Other Labor Days were spent with my friends who worked in resorts and tourist facilities in the lake country. While they were winding down their jobs, we went to spend what time we could with them to enjoy as much summer as we could. One place was a resort town that featured a dance pavilion that extended out into a lake. Some of my friends played in a jazz band featured there. A custom had evolved in which musicians gathered on the Labor Day weekend at resorts for the summer bands to play their last gig and to organize for their club and concert dates for the next nine months. Many of the members of those summer bands were music teachers and students who would return to their schools. For jazz lovers, Labor Day weekend promised some special and memorable musical performances.
Jazz was the favored musical form in those years, and it was common for college students to drive caravans 500 or 600 miles to hear a favored band or performer, such as Dave Brubeck, Gerry Mulligan, Stan Kenton, County Basie, Duke Ellington, Woody Herman, and a host of others.
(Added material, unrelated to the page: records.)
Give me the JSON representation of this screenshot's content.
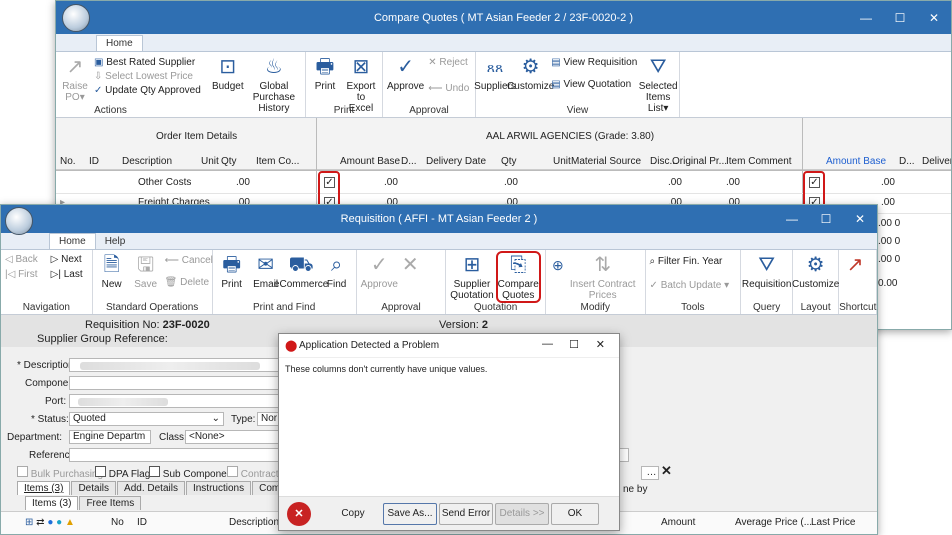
{
  "cq": {
    "title": "Compare Quotes ( MT Asian Feeder 2 / 23F-0020-2 )",
    "tab": "Home",
    "ribbon": {
      "raise": "Raise",
      "raise_sub": "PO",
      "best_rated": "Best Rated Supplier",
      "select_lowest": "Select Lowest Price",
      "update_qty": "Update Qty Approved",
      "actions_label": "Actions",
      "budget": "Budget",
      "gph": "Global Purchase",
      "gph2": "History",
      "print": "Print",
      "export": "Export to",
      "export2": "Excel",
      "print_label": "Print",
      "approve": "Approve",
      "reject": "Reject",
      "undo": "Undo",
      "approval_label": "Approval",
      "suppliers": "Suppliers",
      "customize": "Customize",
      "view_req": "View Requisition",
      "view_quote": "View Quotation",
      "selected": "Selected",
      "selected2": "Items List",
      "view_label": "View"
    },
    "grid": {
      "group1": "Order Item Details",
      "group2": "AAL ARWIL AGENCIES (Grade: 3.80)",
      "cols1": [
        "No.",
        "ID",
        "Description",
        "Unit",
        "Qty",
        "Item Co..."
      ],
      "cols2": [
        "Amount Base",
        "D...",
        "Delivery Date",
        "Qty",
        "Unit",
        "Material Source",
        "Disc...",
        "Original Pr...",
        "Item Comment"
      ],
      "cols3": [
        "Amount Base",
        "D...",
        "Delivery"
      ],
      "rows": [
        {
          "desc": "Other Costs",
          "qty": ".00",
          "amt": ".00",
          "qty2": ".00",
          "disc": ".00",
          "orig": ".00",
          "amt3": ".00"
        },
        {
          "desc": "Freight Charges",
          "qty": ".00",
          "amt": ".00",
          "qty2": ".00",
          "disc": ".00",
          "orig": ".00",
          "amt3": ".00"
        }
      ],
      "extra": [
        ".00  0",
        ".00  0",
        ".00  0",
        "0.00"
      ]
    }
  },
  "req": {
    "title": "Requisition ( AFFI - MT Asian Feeder 2 )",
    "tabs": [
      "Home",
      "Help"
    ],
    "nav": {
      "back": "Back",
      "next": "Next",
      "first": "First",
      "last": "Last",
      "label": "Navigation"
    },
    "std": {
      "new": "New",
      "save": "Save",
      "cancel": "Cancel",
      "delete": "Delete",
      "label": "Standard Operations"
    },
    "pf": {
      "print": "Print",
      "email": "Email",
      "ecommerce": "eCommerce",
      "find": "Find",
      "label": "Print and Find"
    },
    "appr": {
      "approve": "Approve",
      "label": "Approval"
    },
    "quot": {
      "supplier": "Supplier",
      "supplier2": "Quotation",
      "compare": "Compare",
      "compare2": "Quotes",
      "label": "Quotation"
    },
    "mod": {
      "insert": "Insert Contract",
      "insert2": "Prices",
      "label": "Modify"
    },
    "tools": {
      "filter": "Filter Fin. Year",
      "batch": "Batch Update",
      "label": "Tools"
    },
    "query": {
      "req": "Requisition",
      "label": "Query"
    },
    "layout": {
      "customize": "Customize",
      "label": "Layout"
    },
    "shortcut": {
      "label": "Shortcut"
    },
    "reqno_label": "Requisition No:",
    "reqno": "23F-0020",
    "version_label": "Version:",
    "version": "2",
    "sgr": "Supplier Group Reference:",
    "fields": {
      "description": "* Description:",
      "component": "Component:",
      "port": "Port:",
      "status": "* Status:",
      "status_val": "Quoted",
      "type": "Type:",
      "type_val": "Nor",
      "department": "Department:",
      "department_val": "Engine Departm",
      "class": "Class:",
      "class_val": "<None>",
      "reference": "Reference:"
    },
    "flags": [
      "Bulk Purchasing",
      "DPA Flag",
      "Sub Component",
      "Contract"
    ],
    "tabs2": [
      "Items (3)",
      "Details",
      "Add. Details",
      "Instructions",
      "Comments"
    ],
    "subtabs": [
      "Items (3)",
      "Free Items"
    ],
    "cols": [
      "No",
      "ID",
      "Description",
      "Amount",
      "Average Price (...",
      "Last Price"
    ],
    "by_tab": "ne by"
  },
  "dlg": {
    "title": "Application Detected a Problem",
    "message": "These columns don't currently have unique values.",
    "buttons": [
      "Copy",
      "Save As...",
      "Send Error",
      "Details >>",
      "OK"
    ]
  }
}
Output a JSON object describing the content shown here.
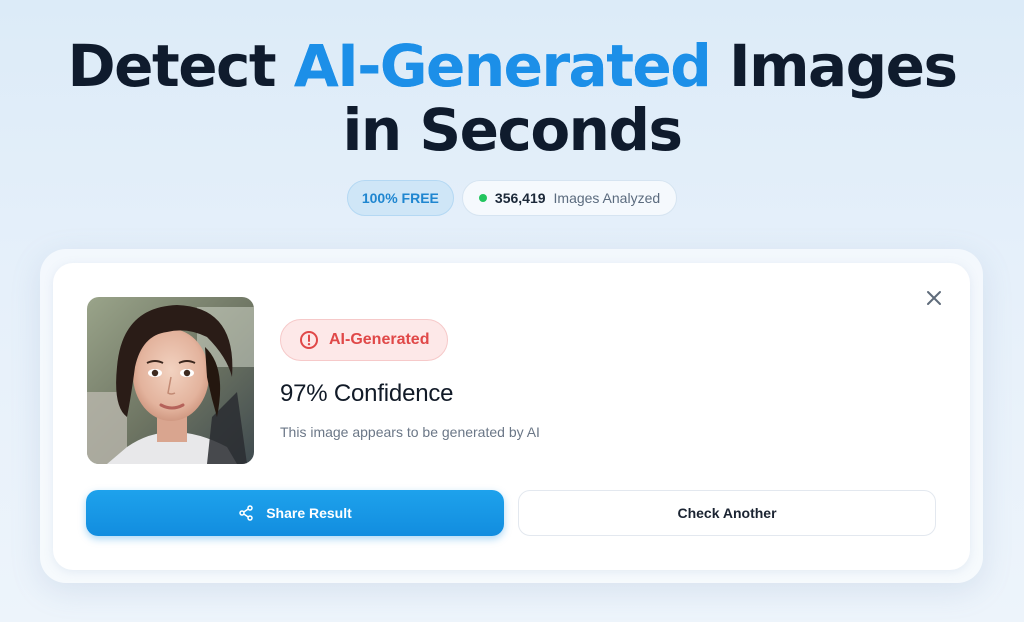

Those Labor Day weekend performances marked the shifting of college students from laborers to scholars, both identities we were proud to claim. The music, the attitudes, and the spirit kept cadence and connection with the natural world.
As we now organize human life with electronic devices which are marketing tools designed to change our patterns of life to serve corporate ends, we live in virtual, not natural worlds. Many people seem to have no sense of the cycles in which the natural universe operates. That may well be why so many find it convenient and credible to deny science. It interferes with the electronically induced and controlled universe.
Many do not miss those markers in the natural cycle of things because they have not known them. What is never experienced is never lost. And empty water parks on the glorious last days of summer are facts of their lives.